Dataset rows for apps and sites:
_ _ _ _

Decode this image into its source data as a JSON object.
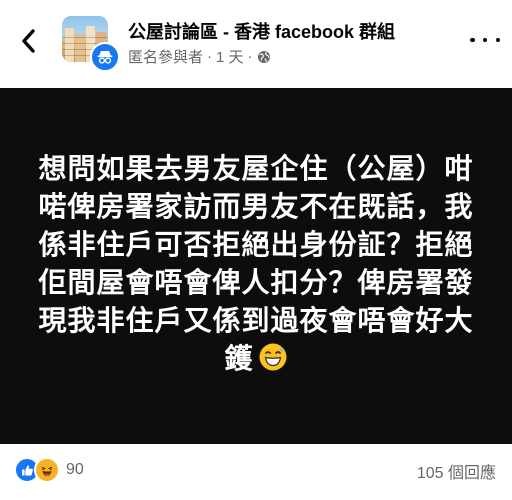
{
  "header": {
    "group_name": "公屋討論區 - 香港 facebook 群組",
    "author": "匿名參與者",
    "separator": "·",
    "time_ago": "1 天",
    "separator2": "·",
    "audience_icon": "globe-icon",
    "back_icon": "chevron-left-icon",
    "more_icon": "more-horizontal-icon"
  },
  "post": {
    "text": "想問如果去男友屋企住（公屋）咁喏俾房署家訪而男友不在既話，我係非住戶可否拒絕出身份証？拒絕佢間屋會唔會俾人扣分？俾房署發現我非住戶又係到過夜會唔會好大鑊",
    "emoji": "grinning-sweat-emoji",
    "background_color": "#0d0d0d"
  },
  "footer": {
    "reaction_icons": [
      "like-icon",
      "haha-icon"
    ],
    "reaction_count": "90",
    "comment_count": "105 個回應"
  },
  "colors": {
    "accent": "#1877f2",
    "secondary_text": "#65676b"
  }
}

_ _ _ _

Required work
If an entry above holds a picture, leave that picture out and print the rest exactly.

Written response
Decode this image into its source data as a JSON object.
{
  "header": {
    "group_name": "公屋討論區 - 香港 facebook 群組",
    "author": "匿名參與者",
    "separator": "·",
    "time_ago": "1 天",
    "separator2": "·",
    "audience_icon": "globe-icon",
    "back_icon": "chevron-left-icon",
    "more_icon": "more-horizontal-icon"
  },
  "post": {
    "text": "想問如果去男友屋企住（公屋）咁喏俾房署家訪而男友不在既話，我係非住戶可否拒絕出身份証？拒絕佢間屋會唔會俾人扣分？俾房署發現我非住戶又係到過夜會唔會好大鑊",
    "emoji": "grinning-sweat-emoji",
    "background_color": "#0d0d0d"
  },
  "footer": {
    "reaction_icons": [
      "like-icon",
      "haha-icon"
    ],
    "reaction_count": "90",
    "comment_count": "105 個回應"
  },
  "colors": {
    "accent": "#1877f2",
    "secondary_text": "#65676b"
  }
}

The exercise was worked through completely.